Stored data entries
━━━━━━━━
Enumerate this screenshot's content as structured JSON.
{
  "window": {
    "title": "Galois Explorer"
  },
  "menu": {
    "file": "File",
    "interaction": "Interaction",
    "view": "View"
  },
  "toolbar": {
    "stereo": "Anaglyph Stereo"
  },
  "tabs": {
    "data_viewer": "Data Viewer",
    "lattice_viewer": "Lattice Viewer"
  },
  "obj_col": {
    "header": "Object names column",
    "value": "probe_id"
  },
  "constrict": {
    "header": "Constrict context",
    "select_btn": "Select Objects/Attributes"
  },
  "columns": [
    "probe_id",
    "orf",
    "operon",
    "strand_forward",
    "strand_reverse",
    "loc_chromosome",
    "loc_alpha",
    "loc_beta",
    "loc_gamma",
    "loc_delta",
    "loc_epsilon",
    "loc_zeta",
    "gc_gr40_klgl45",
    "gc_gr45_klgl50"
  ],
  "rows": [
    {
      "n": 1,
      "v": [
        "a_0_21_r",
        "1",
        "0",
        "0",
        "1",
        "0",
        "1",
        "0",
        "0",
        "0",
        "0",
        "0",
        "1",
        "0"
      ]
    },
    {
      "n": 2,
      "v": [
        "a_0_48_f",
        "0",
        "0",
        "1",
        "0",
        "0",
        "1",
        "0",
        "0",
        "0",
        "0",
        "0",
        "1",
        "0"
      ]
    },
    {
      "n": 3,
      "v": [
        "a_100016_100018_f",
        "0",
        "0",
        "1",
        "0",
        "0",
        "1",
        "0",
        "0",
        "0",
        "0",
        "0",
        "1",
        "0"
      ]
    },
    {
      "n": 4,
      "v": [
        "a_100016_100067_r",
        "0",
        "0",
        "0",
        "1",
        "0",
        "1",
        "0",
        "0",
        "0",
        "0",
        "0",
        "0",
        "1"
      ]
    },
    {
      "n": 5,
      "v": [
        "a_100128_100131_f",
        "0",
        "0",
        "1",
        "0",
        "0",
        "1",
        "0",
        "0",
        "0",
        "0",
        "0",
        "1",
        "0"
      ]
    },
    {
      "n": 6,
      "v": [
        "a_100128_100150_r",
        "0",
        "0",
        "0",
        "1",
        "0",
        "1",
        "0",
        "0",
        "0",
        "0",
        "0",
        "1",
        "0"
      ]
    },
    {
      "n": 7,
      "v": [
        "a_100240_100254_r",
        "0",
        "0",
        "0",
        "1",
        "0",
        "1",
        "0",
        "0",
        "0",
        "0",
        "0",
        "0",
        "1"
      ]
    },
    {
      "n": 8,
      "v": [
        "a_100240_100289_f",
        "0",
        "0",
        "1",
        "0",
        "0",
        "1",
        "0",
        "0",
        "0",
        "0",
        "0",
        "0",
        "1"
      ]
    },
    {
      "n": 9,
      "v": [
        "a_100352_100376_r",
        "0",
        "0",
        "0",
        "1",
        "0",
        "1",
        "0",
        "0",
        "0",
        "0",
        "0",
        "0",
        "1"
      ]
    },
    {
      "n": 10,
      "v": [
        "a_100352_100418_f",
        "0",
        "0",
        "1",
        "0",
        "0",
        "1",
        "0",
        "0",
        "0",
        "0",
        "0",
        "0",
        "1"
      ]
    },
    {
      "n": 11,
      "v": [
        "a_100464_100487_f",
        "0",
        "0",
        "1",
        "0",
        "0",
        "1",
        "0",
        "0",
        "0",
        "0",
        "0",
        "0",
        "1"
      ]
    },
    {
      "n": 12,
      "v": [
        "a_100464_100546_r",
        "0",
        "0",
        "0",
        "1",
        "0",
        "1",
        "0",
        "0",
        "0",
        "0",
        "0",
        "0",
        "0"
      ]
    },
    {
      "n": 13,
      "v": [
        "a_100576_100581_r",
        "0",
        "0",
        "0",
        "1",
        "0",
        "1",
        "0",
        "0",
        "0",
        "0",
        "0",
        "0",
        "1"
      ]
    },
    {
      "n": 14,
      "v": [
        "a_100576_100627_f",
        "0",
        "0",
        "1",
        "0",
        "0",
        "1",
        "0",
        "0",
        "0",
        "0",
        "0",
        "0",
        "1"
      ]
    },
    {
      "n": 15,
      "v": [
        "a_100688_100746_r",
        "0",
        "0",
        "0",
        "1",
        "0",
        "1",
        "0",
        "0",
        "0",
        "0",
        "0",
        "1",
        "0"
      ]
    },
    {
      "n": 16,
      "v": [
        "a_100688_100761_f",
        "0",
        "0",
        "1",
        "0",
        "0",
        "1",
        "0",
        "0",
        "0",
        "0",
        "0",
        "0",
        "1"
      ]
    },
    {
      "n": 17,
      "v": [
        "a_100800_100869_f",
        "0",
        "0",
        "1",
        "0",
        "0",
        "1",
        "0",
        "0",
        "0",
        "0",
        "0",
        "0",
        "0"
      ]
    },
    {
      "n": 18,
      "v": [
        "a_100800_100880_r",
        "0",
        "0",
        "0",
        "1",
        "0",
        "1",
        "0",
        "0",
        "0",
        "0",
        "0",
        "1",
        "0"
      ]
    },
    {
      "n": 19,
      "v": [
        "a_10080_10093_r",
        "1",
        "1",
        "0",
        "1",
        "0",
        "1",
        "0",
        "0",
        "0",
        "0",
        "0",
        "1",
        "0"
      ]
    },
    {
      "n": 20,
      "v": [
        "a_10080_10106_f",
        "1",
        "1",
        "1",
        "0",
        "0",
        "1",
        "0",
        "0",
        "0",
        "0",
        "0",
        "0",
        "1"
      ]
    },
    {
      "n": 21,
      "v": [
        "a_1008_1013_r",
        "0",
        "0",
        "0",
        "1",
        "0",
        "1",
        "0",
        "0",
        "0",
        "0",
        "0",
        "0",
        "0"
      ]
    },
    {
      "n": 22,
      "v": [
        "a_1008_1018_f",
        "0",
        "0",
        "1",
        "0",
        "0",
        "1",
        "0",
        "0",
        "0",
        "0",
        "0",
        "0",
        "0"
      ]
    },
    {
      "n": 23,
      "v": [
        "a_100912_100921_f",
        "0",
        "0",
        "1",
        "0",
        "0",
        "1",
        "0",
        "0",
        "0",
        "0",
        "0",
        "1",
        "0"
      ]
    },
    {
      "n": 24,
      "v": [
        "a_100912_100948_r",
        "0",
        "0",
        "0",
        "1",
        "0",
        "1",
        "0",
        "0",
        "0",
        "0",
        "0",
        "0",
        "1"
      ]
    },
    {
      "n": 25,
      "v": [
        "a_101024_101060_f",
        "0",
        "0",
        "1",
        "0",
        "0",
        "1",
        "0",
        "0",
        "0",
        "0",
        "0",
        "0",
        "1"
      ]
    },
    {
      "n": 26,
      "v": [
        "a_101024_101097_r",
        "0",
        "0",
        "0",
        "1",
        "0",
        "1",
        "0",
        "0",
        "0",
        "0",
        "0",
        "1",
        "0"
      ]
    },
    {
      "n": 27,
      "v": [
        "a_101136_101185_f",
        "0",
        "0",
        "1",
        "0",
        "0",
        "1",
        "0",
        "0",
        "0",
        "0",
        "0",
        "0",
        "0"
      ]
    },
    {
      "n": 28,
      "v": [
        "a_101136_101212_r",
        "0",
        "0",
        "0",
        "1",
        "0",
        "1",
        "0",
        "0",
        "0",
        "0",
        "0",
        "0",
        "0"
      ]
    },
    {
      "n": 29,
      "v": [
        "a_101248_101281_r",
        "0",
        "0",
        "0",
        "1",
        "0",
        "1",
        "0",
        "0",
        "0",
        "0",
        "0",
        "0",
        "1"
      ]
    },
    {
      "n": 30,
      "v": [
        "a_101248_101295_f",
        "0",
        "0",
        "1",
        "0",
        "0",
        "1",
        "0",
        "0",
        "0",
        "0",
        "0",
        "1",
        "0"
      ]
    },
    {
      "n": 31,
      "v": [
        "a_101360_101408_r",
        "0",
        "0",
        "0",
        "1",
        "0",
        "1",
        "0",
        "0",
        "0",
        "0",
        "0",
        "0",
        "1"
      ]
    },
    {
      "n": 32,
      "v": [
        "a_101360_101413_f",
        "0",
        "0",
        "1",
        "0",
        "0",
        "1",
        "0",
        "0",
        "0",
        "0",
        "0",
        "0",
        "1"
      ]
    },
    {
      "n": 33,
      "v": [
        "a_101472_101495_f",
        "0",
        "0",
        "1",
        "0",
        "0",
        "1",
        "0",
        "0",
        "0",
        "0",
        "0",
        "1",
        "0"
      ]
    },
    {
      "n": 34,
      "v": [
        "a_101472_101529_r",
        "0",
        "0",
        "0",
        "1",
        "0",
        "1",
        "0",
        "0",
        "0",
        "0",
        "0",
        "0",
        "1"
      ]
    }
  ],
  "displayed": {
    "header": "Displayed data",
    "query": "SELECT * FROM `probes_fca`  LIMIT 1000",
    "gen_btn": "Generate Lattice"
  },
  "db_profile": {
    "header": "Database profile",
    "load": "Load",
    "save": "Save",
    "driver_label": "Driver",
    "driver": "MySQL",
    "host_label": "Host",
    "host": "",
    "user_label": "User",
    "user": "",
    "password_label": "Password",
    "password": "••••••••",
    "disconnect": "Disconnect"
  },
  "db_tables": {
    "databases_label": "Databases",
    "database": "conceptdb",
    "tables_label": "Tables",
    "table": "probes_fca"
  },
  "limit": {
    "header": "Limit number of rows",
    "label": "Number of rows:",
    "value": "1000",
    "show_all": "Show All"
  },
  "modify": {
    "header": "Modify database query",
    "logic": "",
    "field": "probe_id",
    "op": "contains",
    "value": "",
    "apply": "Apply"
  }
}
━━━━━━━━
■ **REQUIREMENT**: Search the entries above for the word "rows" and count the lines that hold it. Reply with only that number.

■ **ANSWER BOX**: 3